The Akita is a large and powerful dog breed with a noble and intimidating presence. They were originally used for guarding royalty and nobility in feudal Japan. These dogs also tracked and hunted wild boar, black bear, and sometimes deer.
The Akita is a medium breed of dog originating from the mountainous regions of northern Japan. There are two separate varieties of Akita: a Japanese strain, commonly called Akita Inu (inu means dog in Japanese) or Japanese Akita, and an American strain, known as the Akita or American Akita. The Japanese strain comes in a narrow palette of colours, with all other colours considered atypical of the breed, while the American strain comes in all dog colours. The Akita has a short double-coat similar to that of many other northern spitz breeds such as the Siberian Husky, but long-coated dogs can also be found in many litters due to a recessive gene.

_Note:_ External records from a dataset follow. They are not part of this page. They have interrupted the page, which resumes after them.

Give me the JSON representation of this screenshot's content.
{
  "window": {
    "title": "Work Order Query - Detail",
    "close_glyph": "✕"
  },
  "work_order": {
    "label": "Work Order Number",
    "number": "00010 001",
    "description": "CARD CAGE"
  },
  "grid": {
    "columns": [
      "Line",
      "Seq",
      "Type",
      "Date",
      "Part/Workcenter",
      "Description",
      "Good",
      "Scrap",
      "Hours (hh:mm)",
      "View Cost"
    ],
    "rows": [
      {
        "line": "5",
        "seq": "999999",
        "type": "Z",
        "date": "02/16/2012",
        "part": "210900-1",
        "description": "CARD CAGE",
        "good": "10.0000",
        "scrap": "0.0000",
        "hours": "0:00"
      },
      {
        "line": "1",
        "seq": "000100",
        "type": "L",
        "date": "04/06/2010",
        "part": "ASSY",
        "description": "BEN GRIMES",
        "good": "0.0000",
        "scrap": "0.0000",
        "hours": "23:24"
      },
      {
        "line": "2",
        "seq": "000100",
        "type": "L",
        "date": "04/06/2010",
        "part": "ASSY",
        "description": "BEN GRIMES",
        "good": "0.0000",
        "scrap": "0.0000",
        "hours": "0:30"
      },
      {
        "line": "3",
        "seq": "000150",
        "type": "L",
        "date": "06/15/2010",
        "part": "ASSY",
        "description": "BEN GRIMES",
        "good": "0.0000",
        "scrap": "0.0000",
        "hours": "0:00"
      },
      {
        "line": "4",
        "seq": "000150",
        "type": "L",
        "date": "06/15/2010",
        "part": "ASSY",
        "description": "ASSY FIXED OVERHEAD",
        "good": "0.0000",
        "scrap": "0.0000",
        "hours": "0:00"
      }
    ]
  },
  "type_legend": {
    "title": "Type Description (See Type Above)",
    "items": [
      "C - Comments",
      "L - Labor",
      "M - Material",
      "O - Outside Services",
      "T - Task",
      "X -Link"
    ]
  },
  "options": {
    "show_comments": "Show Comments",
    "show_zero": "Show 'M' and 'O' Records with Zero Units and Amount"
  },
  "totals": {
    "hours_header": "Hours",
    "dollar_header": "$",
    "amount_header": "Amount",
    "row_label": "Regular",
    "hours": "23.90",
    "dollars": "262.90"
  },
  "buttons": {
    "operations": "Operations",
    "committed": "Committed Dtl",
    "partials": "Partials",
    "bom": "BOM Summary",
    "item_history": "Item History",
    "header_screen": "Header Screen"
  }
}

The Akita is perhaps the most renowned and venerated of the native Japanese breeds. Although it bears a likeness to dogs from ancient Japanese tombs, the modern Akita is the result of a concerted nineteenth century effort to restore seven native Japanese dog breeds. The Akita, largest of these breeds, was restored using many breeds, including indigenous Odate dogs, which were used as the best representatives of native Japanese animals. Over time, Japanese breeders selected against many traits descended from some ancestors, including black mask, pinto pattern, and substantial size; whereas American breeders perpetuated those traits. In 1918, the Akita-inu Hozankai Society of Japan was formed to preserve the original Akita, and in 1931 the Akita was designated as one of Japan’s natural monuments.
The most honoured Akita of all time was Hachiko, who greeted his master every evening at the train station to accompany him home. When his master died at work one day, Haichiko waited for him, and continued to return and wait for his master every day until he died nine years later on March 8, 1935. Today, a statue and annual ceremony pay homage to Haichiko’s loyalty. The first Akita arrived in America in 1937, when Helen Keller returned from Japan with one. Following World War II, servicemen returned home with Akitas from Japan. The breed’s popularity grew slowly until it received AKC recognition in 1972. Since then, it has steadily gained admirers and continues to grow in popularity. The Akita is now used as a guard and police dog in Japan.
The Akita does not back down from challenges and does not frighten easily. Consequently, they are fearless and loyal guardians of their families. Yet they are also affectionate, respectful, and amusing dogs when properly trained and socialized.
An Akita is bound to shed quite a bit, and you may be wiping some drool from their face if you bring one home. Certainly, owners should be prepared for some clean up. Furthermore, they tend to be stubborn and are not overly fond of strangers. While those can be good traits for a watchdog, they’ll need an experienced trainer if they’re to interact with other animals or people. The Akita is not a suitable pet for novices.
That said, dogs of this breed are faithful companions that will be attached to the right human for life and shower them with adoration and love. Therefore, if you and your family are up for the challenge and consider adopting an Akita, you’ll have a lifelong friend who won’t let you down.